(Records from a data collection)
*****
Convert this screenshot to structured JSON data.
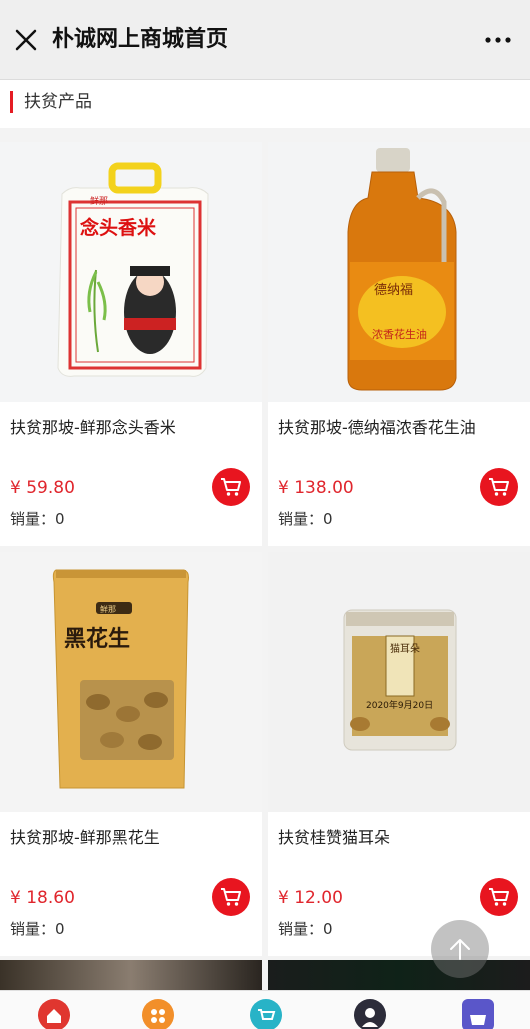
{
  "header": {
    "title": "朴诚网上商城首页"
  },
  "section": {
    "title": "扶贫产品"
  },
  "products": [
    {
      "name": "扶贫那坡-鲜那念头香米",
      "price": "¥ 59.80",
      "sales": "销量：0"
    },
    {
      "name": "扶贫那坡-德纳福浓香花生油",
      "price": "¥ 138.00",
      "sales": "销量：0"
    },
    {
      "name": "扶贫那坡-鲜那黑花生",
      "price": "¥ 18.60",
      "sales": "销量：0"
    },
    {
      "name": "扶贫桂赞猫耳朵",
      "price": "¥ 12.00",
      "sales": "销量：0"
    }
  ],
  "product_images": {
    "rice": {
      "brand": "鲜那",
      "title": "念头香米"
    },
    "oil": {
      "brand": "德纳福",
      "title": "浓香花生油"
    },
    "peanut": {
      "brand": "鲜那",
      "title": "黑花生"
    },
    "cookie": {
      "title": "猫耳朵",
      "date": "2020年9月20日"
    }
  },
  "colors": {
    "accent": "#e8151f",
    "price": "#e0262d"
  },
  "tabs": [
    "home-icon",
    "category-icon",
    "cart-icon",
    "user-icon",
    "basket-icon"
  ]
}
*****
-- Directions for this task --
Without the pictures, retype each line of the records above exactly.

-- Answer space --
Convert this screenshot to structured JSON data.
{
  "header": {
    "title": "朴诚网上商城首页"
  },
  "section": {
    "title": "扶贫产品"
  },
  "products": [
    {
      "name": "扶贫那坡-鲜那念头香米",
      "price": "¥ 59.80",
      "sales": "销量：0"
    },
    {
      "name": "扶贫那坡-德纳福浓香花生油",
      "price": "¥ 138.00",
      "sales": "销量：0"
    },
    {
      "name": "扶贫那坡-鲜那黑花生",
      "price": "¥ 18.60",
      "sales": "销量：0"
    },
    {
      "name": "扶贫桂赞猫耳朵",
      "price": "¥ 12.00",
      "sales": "销量：0"
    }
  ],
  "product_images": {
    "rice": {
      "brand": "鲜那",
      "title": "念头香米"
    },
    "oil": {
      "brand": "德纳福",
      "title": "浓香花生油"
    },
    "peanut": {
      "brand": "鲜那",
      "title": "黑花生"
    },
    "cookie": {
      "title": "猫耳朵",
      "date": "2020年9月20日"
    }
  },
  "colors": {
    "accent": "#e8151f",
    "price": "#e0262d"
  },
  "tabs": [
    "home-icon",
    "category-icon",
    "cart-icon",
    "user-icon",
    "basket-icon"
  ]
}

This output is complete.